This is actually what America would look like without gerrymandering!

https://www.washingtonpost.com/news/wonk/wp/2016/01/13/this-is-actually-what-america-would-look-like-without-gerrymandering/?noredirect=on&utm_term=.79547a0b6808

In this article by The Washington Post it explains how gerrymandering can be optimized in the US. It includes an interesting topic of how to fix the biased assortment in the district assortments. Instead of allowing people to draw the lines we can instead program a computer to draw the lines out for us. The computer program is able to compact the population much more orderly than any other decision made by man. It is so accurate that it is able to reflect actual neighborhoods and homes in that neighborhood to be perfectly divided. The most interesting part is that this article also includes pictures to compare how we divide the US in our current congressional district map to the computer drawn map.

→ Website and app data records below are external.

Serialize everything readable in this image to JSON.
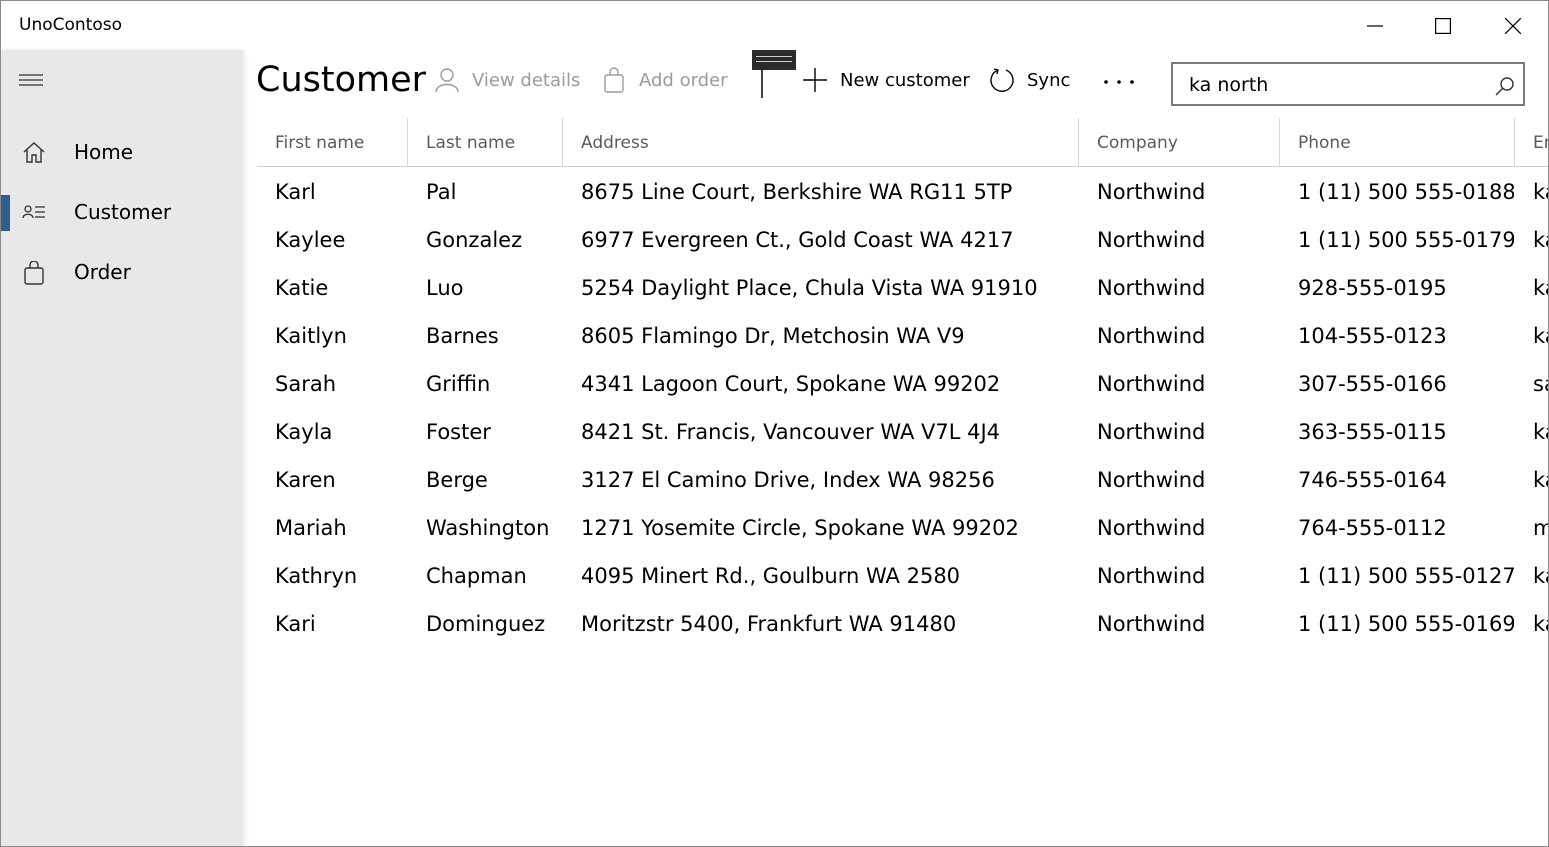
{
  "app": {
    "title": "UnoContoso"
  },
  "window_controls": {
    "minimize": "minimize-icon",
    "maximize": "maximize-icon",
    "close": "close-icon"
  },
  "sidebar": {
    "menu_icon": "hamburger-icon",
    "items": [
      {
        "label": "Home",
        "icon": "home-icon",
        "active": false
      },
      {
        "label": "Customer",
        "icon": "customer-list-icon",
        "active": true
      },
      {
        "label": "Order",
        "icon": "shopping-bag-icon",
        "active": false
      }
    ],
    "accent": "#2f5f91"
  },
  "page": {
    "title": "Customer"
  },
  "commands": {
    "view_details": "View details",
    "add_order": "Add order",
    "new_customer": "New customer",
    "sync": "Sync",
    "more": "more-icon"
  },
  "search": {
    "value": "ka north",
    "icon": "search-icon"
  },
  "table": {
    "columns": [
      "First name",
      "Last name",
      "Address",
      "Company",
      "Phone",
      "Em"
    ],
    "rows": [
      [
        "Karl",
        "Pal",
        "8675 Line Court, Berkshire WA RG11 5TP",
        "Northwind",
        "1 (11) 500 555-0188",
        "ka"
      ],
      [
        "Kaylee",
        "Gonzalez",
        "6977 Evergreen Ct., Gold Coast WA 4217",
        "Northwind",
        "1 (11) 500 555-0179",
        "ka"
      ],
      [
        "Katie",
        "Luo",
        "5254 Daylight Place, Chula Vista WA 91910",
        "Northwind",
        "928-555-0195",
        "ka"
      ],
      [
        "Kaitlyn",
        "Barnes",
        "8605 Flamingo Dr, Metchosin WA V9",
        "Northwind",
        "104-555-0123",
        "ka"
      ],
      [
        "Sarah",
        "Griffin",
        "4341 Lagoon Court, Spokane WA 99202",
        "Northwind",
        "307-555-0166",
        "sa"
      ],
      [
        "Kayla",
        "Foster",
        "8421 St. Francis, Vancouver WA V7L 4J4",
        "Northwind",
        "363-555-0115",
        "ka"
      ],
      [
        "Karen",
        "Berge",
        "3127 El Camino Drive, Index WA 98256",
        "Northwind",
        "746-555-0164",
        "ka"
      ],
      [
        "Mariah",
        "Washington",
        "1271 Yosemite Circle, Spokane WA 99202",
        "Northwind",
        "764-555-0112",
        "m"
      ],
      [
        "Kathryn",
        "Chapman",
        "4095 Minert Rd., Goulburn WA 2580",
        "Northwind",
        "1 (11) 500 555-0127",
        "ka"
      ],
      [
        "Kari",
        "Dominguez",
        "Moritzstr 5400, Frankfurt WA 91480",
        "Northwind",
        "1 (11) 500 555-0169",
        "ka"
      ]
    ]
  }
}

It is easily seen that the computer drawn map seems much more optimal both in order and compactness. So what do you guys think, would this computer drawn map be a better option than the current mess that is the US’s district map?

 

2 Replies to “This is actually what America would look like without gerrymandering!”

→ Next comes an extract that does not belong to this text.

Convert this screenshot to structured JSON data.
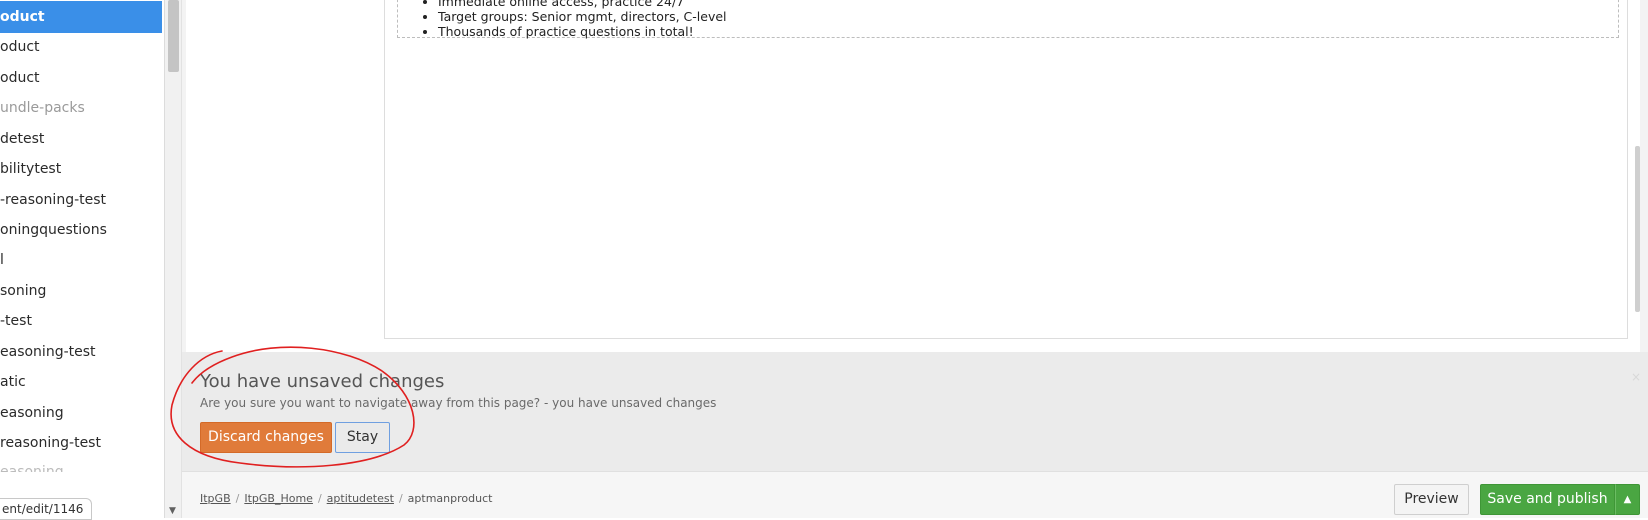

  1. Hey, Cam. Interesting post and idea.

    I think what Professor Plante talked about a week or two ago based on what I brought up is salient here: Computers can be hacked (https://www.cbsnews.com/amp/news/why-voting-machines-in-the-u-s-are-easy-targets-for-hackers/ for example) and so I’m leery of placing unambiguous trust in machines handling the polls.

    On top of that, while machines can be “objective” the people designing them never are. So I suspect we could still see a lot of gaming the system from politicians.

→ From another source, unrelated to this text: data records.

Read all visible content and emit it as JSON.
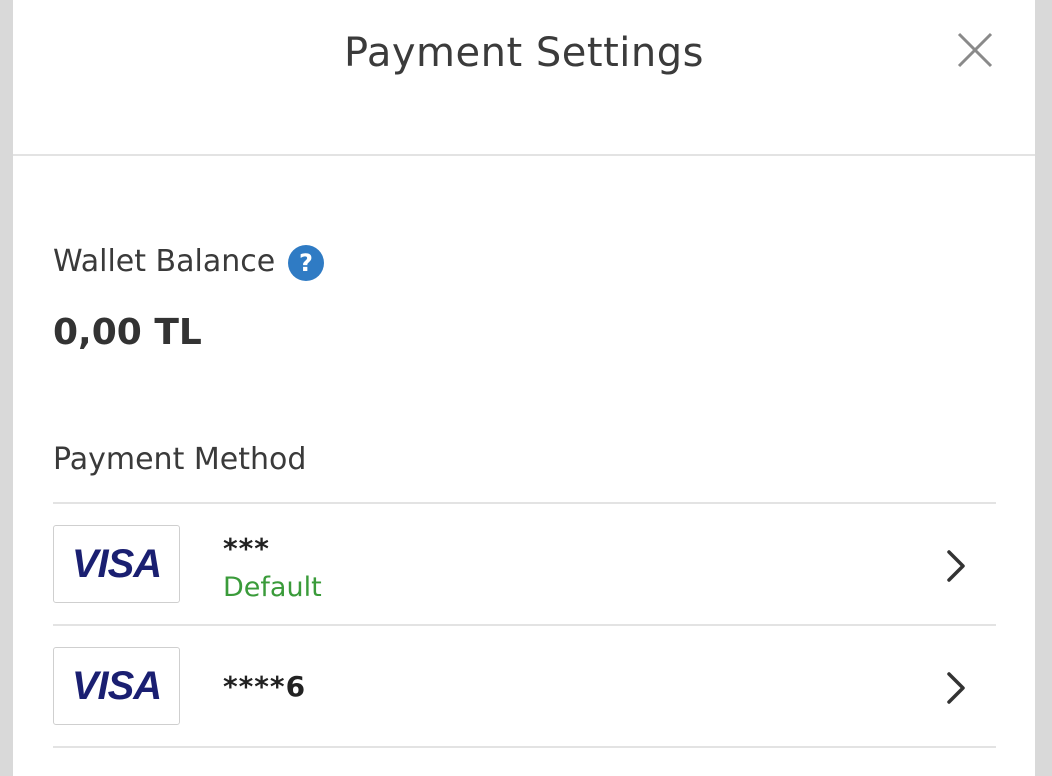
{
  "header": {
    "title": "Payment Settings",
    "close_icon": "close-icon"
  },
  "wallet": {
    "label": "Wallet Balance",
    "help_icon": "help-icon",
    "help_glyph": "?",
    "balance": "0,00 TL"
  },
  "payment_methods": {
    "label": "Payment Method",
    "items": [
      {
        "brand": "VISA",
        "masked_number": "***",
        "status": "Default"
      },
      {
        "brand": "VISA",
        "masked_number": "****6",
        "status": ""
      }
    ]
  },
  "colors": {
    "help_icon": "#2f7bc4",
    "default_status": "#3a9b3a",
    "visa_brand": "#1a1f71"
  }
}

  2. I have to say that I agree with both sides – this kind of computer research is important, yet is also something we should be weary of for hacking-sake. Instead, I see it as a great way to look at voting in a more mathematical way. This article, https://www.nytimes.com/2017/11/30/learning/lesson-plans/investigating-gerrymandering-and-the-math-behind-partisan-maps.html , shows how students in school are able to look at voting in such a manner and can use this kind of research to solve the problems of gerrymandering in the future. Being able to look at these kinds of maps and figuring out how to use this kind of math to dedraw such district lines will hopefully be a big help in the future of politics to make the voting system that much more equal and fair.

Leave a Reply